• _The data_
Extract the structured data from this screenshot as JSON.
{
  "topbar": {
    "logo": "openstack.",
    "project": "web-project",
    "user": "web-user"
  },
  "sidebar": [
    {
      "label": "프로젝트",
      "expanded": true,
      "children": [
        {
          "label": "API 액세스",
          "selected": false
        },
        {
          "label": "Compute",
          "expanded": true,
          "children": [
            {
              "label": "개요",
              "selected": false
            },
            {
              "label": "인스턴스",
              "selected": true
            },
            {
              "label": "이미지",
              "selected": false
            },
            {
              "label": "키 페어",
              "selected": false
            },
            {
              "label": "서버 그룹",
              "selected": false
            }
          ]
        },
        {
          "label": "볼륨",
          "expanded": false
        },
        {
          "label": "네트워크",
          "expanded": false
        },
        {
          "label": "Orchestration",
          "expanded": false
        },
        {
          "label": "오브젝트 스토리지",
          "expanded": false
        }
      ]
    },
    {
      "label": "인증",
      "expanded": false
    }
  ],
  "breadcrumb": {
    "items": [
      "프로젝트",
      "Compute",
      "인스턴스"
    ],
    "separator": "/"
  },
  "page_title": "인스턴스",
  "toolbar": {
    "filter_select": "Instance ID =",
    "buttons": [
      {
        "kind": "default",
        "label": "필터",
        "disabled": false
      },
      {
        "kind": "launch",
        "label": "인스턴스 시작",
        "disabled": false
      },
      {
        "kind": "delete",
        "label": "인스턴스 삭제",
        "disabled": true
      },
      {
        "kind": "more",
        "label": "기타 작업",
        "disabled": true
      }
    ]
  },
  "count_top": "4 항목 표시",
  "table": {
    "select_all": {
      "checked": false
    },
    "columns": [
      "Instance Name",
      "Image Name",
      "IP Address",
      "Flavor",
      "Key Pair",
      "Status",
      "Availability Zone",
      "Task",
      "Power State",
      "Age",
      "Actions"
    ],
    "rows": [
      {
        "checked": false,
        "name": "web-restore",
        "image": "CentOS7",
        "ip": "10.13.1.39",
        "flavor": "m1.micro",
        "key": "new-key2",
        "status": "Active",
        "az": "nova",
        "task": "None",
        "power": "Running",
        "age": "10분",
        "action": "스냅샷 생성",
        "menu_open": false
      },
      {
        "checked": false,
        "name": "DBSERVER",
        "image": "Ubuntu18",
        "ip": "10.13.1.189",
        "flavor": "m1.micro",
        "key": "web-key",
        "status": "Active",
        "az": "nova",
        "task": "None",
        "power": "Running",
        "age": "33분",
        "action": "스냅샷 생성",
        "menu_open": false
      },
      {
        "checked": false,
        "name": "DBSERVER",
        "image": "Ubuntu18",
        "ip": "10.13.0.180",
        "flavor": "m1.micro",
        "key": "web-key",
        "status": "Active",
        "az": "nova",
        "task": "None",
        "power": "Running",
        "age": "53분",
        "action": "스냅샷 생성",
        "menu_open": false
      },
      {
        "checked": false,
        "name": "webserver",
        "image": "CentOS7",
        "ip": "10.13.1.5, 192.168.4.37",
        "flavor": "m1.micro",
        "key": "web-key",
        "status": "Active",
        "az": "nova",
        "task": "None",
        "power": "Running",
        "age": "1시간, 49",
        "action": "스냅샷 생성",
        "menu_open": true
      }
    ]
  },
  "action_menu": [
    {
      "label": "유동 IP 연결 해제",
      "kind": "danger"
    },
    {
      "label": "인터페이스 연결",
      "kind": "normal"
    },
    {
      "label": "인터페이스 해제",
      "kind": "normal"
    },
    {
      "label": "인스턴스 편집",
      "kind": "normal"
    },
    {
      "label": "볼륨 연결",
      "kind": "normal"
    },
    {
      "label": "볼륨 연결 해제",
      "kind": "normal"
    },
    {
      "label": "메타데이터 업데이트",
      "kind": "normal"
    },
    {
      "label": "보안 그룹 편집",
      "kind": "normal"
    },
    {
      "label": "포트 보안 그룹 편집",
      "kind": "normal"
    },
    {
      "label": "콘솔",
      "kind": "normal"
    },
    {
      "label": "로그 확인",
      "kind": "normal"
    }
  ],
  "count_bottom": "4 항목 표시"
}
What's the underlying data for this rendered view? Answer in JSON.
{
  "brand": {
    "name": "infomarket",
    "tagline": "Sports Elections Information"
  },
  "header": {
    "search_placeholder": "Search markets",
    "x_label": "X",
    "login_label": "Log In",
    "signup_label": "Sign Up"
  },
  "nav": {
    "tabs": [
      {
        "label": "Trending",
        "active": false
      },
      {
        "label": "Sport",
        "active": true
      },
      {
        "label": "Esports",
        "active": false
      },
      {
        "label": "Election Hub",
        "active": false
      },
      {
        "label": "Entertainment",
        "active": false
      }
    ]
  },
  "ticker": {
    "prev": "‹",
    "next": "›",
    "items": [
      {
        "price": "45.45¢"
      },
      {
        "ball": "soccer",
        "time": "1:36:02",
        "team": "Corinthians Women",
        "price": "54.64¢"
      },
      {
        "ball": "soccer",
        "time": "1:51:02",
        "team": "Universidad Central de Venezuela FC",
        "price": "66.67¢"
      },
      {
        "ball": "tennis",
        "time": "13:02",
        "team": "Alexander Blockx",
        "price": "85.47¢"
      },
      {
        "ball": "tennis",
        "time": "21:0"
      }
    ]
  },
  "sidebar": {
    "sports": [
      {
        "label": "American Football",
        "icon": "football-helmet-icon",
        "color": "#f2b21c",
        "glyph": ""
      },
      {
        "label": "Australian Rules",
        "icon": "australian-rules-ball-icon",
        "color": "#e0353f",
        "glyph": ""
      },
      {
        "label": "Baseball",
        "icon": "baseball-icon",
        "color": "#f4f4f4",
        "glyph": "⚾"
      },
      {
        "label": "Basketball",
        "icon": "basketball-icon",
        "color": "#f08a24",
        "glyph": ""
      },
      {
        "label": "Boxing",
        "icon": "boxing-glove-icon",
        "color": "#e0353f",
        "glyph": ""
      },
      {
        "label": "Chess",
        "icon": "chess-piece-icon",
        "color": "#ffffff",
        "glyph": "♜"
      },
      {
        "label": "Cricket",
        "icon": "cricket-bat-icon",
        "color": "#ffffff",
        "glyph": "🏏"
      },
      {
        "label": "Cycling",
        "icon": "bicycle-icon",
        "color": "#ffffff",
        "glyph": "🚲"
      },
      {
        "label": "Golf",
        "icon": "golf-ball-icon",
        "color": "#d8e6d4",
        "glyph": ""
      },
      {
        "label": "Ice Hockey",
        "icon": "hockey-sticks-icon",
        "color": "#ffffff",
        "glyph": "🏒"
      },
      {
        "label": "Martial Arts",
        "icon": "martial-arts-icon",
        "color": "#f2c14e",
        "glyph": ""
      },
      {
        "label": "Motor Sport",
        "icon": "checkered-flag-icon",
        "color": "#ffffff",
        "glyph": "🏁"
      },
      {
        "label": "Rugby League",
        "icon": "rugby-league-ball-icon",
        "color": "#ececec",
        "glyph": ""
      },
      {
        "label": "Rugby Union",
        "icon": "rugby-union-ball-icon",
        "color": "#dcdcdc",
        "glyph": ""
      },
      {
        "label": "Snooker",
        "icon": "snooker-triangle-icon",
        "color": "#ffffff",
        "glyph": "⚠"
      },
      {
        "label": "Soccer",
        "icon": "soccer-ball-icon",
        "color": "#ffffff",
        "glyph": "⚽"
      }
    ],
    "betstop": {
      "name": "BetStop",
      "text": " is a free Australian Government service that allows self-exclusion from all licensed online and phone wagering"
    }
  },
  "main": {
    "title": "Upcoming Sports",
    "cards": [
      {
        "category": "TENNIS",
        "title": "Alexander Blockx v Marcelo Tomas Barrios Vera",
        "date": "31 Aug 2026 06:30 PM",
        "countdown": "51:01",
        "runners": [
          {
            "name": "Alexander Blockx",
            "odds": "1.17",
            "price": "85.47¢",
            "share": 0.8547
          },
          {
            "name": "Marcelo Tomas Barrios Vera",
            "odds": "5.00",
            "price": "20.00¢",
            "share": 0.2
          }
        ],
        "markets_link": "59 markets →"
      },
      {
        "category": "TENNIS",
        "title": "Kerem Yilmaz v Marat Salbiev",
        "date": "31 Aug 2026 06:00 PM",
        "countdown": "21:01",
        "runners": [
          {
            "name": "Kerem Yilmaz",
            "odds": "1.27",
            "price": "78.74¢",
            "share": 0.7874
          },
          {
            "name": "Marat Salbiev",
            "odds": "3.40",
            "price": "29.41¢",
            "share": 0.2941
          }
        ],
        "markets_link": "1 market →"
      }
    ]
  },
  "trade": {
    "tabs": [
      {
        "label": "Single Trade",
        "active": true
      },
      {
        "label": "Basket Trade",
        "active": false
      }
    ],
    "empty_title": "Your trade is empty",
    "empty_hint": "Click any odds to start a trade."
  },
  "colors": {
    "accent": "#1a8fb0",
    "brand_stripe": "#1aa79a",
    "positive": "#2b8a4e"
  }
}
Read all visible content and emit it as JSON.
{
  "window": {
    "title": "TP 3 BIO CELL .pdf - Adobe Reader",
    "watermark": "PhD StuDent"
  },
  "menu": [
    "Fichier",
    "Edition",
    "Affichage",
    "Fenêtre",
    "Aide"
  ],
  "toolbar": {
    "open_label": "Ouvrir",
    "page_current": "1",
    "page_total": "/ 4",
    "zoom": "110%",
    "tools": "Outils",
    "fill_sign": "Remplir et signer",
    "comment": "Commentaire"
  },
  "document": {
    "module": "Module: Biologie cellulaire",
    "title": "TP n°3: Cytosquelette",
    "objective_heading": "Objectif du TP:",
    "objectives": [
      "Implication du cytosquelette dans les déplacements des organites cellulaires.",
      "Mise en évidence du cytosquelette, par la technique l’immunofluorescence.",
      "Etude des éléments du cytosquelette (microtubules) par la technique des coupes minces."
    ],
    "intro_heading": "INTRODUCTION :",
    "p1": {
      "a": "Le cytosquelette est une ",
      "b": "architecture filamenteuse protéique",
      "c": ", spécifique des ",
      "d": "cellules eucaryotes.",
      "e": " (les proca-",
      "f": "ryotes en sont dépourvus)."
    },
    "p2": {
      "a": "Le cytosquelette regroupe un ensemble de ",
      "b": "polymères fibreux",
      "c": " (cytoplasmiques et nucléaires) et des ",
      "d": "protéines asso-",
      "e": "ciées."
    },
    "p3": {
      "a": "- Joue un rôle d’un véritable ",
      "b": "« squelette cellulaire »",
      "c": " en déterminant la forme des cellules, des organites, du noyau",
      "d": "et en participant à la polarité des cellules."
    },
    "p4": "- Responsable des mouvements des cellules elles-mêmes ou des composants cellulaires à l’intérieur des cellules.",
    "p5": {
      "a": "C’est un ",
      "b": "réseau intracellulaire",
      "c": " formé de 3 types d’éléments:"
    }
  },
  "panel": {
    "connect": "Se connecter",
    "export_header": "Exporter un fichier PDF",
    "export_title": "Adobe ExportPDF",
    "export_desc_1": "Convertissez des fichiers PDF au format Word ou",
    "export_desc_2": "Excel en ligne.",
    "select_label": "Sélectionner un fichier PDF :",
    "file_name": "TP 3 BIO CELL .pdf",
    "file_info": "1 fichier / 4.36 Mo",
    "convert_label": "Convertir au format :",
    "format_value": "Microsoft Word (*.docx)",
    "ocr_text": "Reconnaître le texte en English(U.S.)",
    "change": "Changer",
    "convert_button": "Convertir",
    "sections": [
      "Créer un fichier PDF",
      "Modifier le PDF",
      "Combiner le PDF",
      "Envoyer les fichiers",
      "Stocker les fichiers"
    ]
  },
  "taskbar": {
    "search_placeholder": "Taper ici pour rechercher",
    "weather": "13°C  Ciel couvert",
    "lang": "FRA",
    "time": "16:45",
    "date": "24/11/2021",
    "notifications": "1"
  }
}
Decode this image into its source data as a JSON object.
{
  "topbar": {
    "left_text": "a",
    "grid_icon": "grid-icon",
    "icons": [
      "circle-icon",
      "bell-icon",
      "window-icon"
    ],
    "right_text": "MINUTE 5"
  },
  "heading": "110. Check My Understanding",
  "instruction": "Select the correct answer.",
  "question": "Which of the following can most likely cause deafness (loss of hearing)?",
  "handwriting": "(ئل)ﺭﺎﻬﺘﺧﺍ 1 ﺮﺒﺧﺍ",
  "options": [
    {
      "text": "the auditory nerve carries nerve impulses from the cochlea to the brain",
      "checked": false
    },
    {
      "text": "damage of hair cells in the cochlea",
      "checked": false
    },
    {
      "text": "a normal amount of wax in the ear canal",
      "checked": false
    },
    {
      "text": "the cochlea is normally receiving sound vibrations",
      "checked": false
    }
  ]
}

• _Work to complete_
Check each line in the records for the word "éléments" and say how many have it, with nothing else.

• _Problem solution_
2